Research in this direction is sometimes referred to as Intelligent Tutoring Systems (ITS), or more specifically for the language learning field, Intelligent CALL (ICALL). These systems are conceived to include a user model, a tutorial model and underlying NLP tools. The user model registers the learner history (exercises chosen, errors made), the tutorial model includes the general curriculum and the individual exercises, as well as the response routines. Ideally both the diagnosis and response routines are supported by NLP tools, such as a parser. All modules should be dynamic, i.e. output should change according to the information supplied by the other modules. These tasks are certainly not trivial, but would improve the quality of CALL systems. One of the criticisms of the current systems is the rigidity in handling the input and in responding to the student. Most exercises allow at the most the input of short phrases, sometimes only clicking and moving graphic objects. Behind such systems are fixed sets of correct input to the exercises. However, learners respond with irritation when an alternative but correct answer is not accepted. Another reason for irritation is the fact that systems often cannot analyze faulty input and do not give error explanations. If error explanations are provided, these are usually fixed sets of responses to anticipated errors. Even though experienced teachers can often anticipate which errors students will make, the limitations of such an approach for a computer system are clear: if the error was not anticipated, there will be no reaction at all and if the explanation given is not understood there is no possibility of asking the teacher.
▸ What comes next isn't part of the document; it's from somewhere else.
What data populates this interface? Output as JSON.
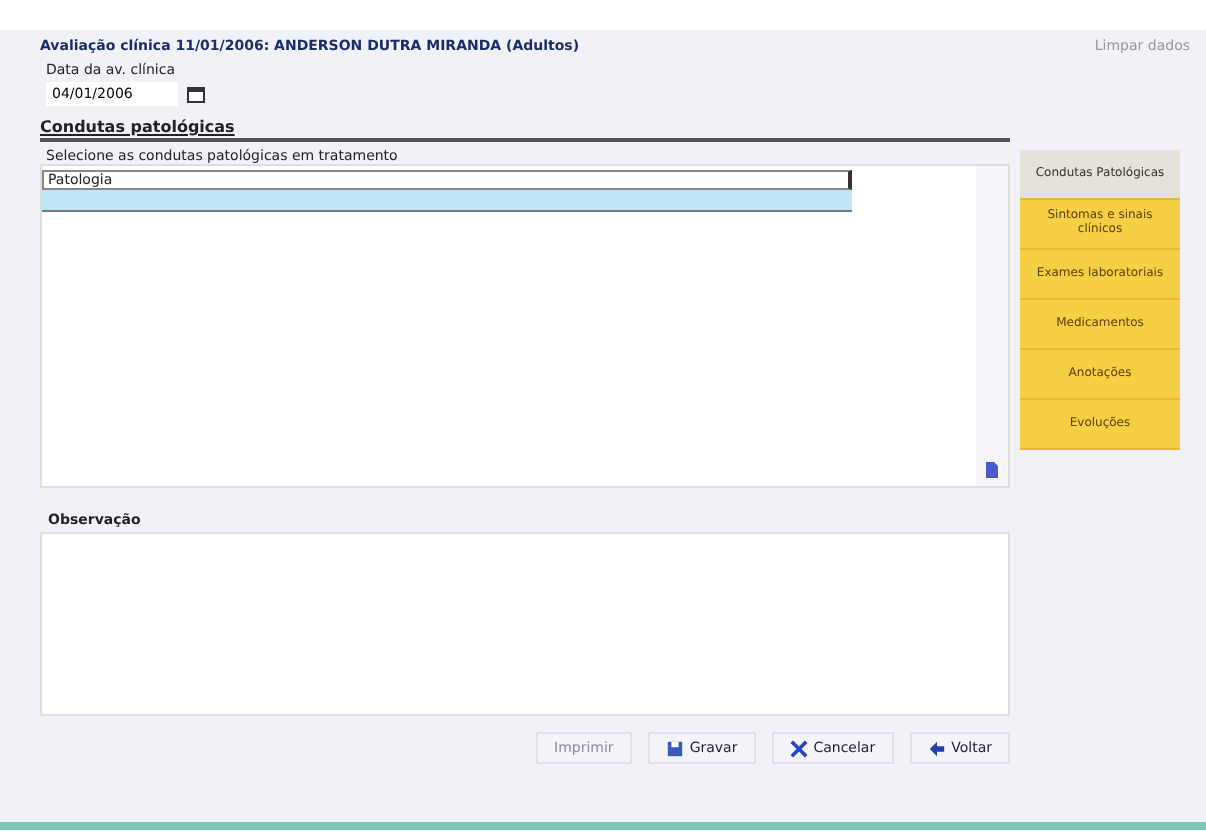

These limitations can be overcome to a certain extent by introducing NLP techniques, such as parsing, to analyze the input as well as to provide an indepth error diagnosis. Building on such a diagnosis, a response can be generated, which then can also be varied according to input of the user model and the tutorial model.
3.2 The Problem of Error Diagnosis
In this section we discuss the problem of error diagnosis which is a prerequisite for any error explanation. In general, parsing ill-formed sentences for error diagnosis is not trivial, especially if the correct solution is unknown. In DiBEx, the problem is somewhat relaxed, since the correct solution is known, i.e. is specified in advance by a human exercise creator. This simplifies error diagnosis significantly, as we will discuss in section 4.2. We nevertheless give here a brief overview of the general problems involved in error diagnosis.